Than down in town, er anywhere!When I play in our stable-loft,
The good old hay’s so dry an’ soft,
An’ feels so fine, an’ smells so sweet,
I ‘most ferget to go an’ eat.An’ one time wunst I _did_ ferget
To go ‘tel dinner was all et,–
An’ they had short-cake–an’–Bud he
Hogged up the piece Ma saved fer me!

Nen I won’t let him play no more
In our hay-mow where I keep store
An’ got hen-eggs to sell,–an’ shoo
The cackle-un old hen out, too!

An’ nen, when Aunty she was here
A-visitun from Rensselaer,
An’ bringed my little cousin,–_he_
Can come up there an’ play with me.

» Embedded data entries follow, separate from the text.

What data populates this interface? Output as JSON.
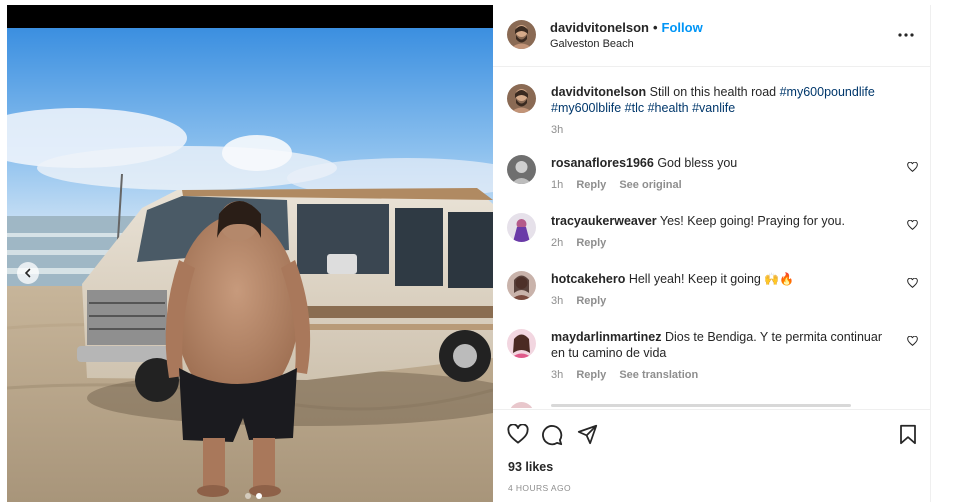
{
  "post": {
    "username": "davidvitonelson",
    "separator": "•",
    "follow_label": "Follow",
    "location": "Galveston Beach",
    "more_icon": "more-horizontal-icon",
    "caption": {
      "username": "davidvitonelson",
      "text": "Still on this health road",
      "tags": [
        "#my600poundlife",
        "#my600lblife",
        "#tlc",
        "#health",
        "#vanlife"
      ],
      "time": "3h"
    }
  },
  "comments": [
    {
      "user": "rosanaflores1966",
      "text": "God bless you",
      "time": "1h",
      "reply": "Reply",
      "extra": "See original"
    },
    {
      "user": "tracyaukerweaver",
      "text": "Yes! Keep going! Praying for you.",
      "time": "2h",
      "reply": "Reply",
      "extra": ""
    },
    {
      "user": "hotcakehero",
      "text": "Hell yeah! Keep it going",
      "emoji": "🙌🔥",
      "time": "3h",
      "reply": "Reply",
      "extra": ""
    },
    {
      "user": "maydarlinmartinez",
      "text": "Dios te Bendiga. Y te permita continuar en tu camino de vida",
      "time": "3h",
      "reply": "Reply",
      "extra": "See translation"
    }
  ],
  "actions": {
    "like_icon": "heart-icon",
    "comment_icon": "comment-icon",
    "share_icon": "send-icon",
    "save_icon": "bookmark-icon"
  },
  "likes": "93 likes",
  "post_time": "4 HOURS AGO",
  "carousel": {
    "prev_icon": "chevron-left-icon",
    "total": 2,
    "current": 2
  },
  "colors": {
    "accent": "#0095f6",
    "hashtag": "#00376b",
    "muted": "#8e8e8e",
    "text": "#262626"
  }
}
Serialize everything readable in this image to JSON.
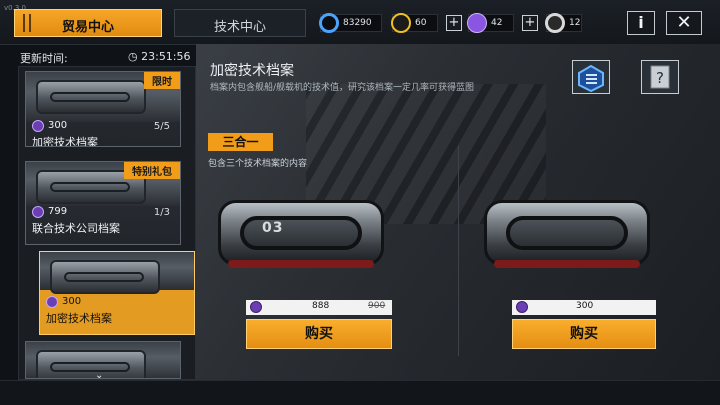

But, after while–when Bud he bets
‘At I can’t turn no summersetts,–
I let him come up, ef he can
Ac’ ha’f-way like a gentleman!
~James Whitcomb Riley “The Old Hay-Mow Poem”

barnboy2

barnboy3

Summer Afternoon at BriarCroft

Tony running in the lower field

“Summer afternoon—summer afternoon; to me those have always been the two most beautiful words in the English language.”
― Henry James

fish pond
Front yard light and shadow under the walnut tree
the swing set my dad made when I was little, now perched on our farm

Rest is not idleness, and to lie sometimes on the grass under trees on a summer’s day, listening to the murmur of the water, or watching the clouds float across the sky, is by no means a waste of time.
~John Lubbock

haybarn
2012 Hay Storage

It will not always be summer; build barns.
~Hesiod

tree house in the walnut tree

front porch
Jose, who owns the front porch
Old buddies Dylan Thomas and Bobbie
Samwise Gamgee at 18 weeks
Thistle making more thistle
Gravenstein windfalls
a few of a million blackberries on the farm
silver plum tree

Summer was our best season: it was sleeping on the back screened porch in cots, or trying to sleep in the treehouse; summer was everything good to eat; it was a thousand colors in a parched landscape; but most of all, summer was Dill.
~ Harper Lee in Too Kill a Mockingbird


‘Tis the last rose of summer
Left blooming alone;
All her lovely companions
Are faded and gone.
Thomas More

poplar row

in the filbert grove

Baldwin apple tree

Bartlett pear tree
heavy cone crop

And so with the sunshine and the great bursts of leaves growing on the trees, just as things grow in fast movies, I had that familiar conviction that life was beginning over again with the summer.
~F. Scott Fitzgerald in The Great Gatsby

milking barn window
from the field
old milk barn
barn lane

Summer’s lease hath all too short a date.
~William Shakespeare

hydrangea

BriarCroft in Winter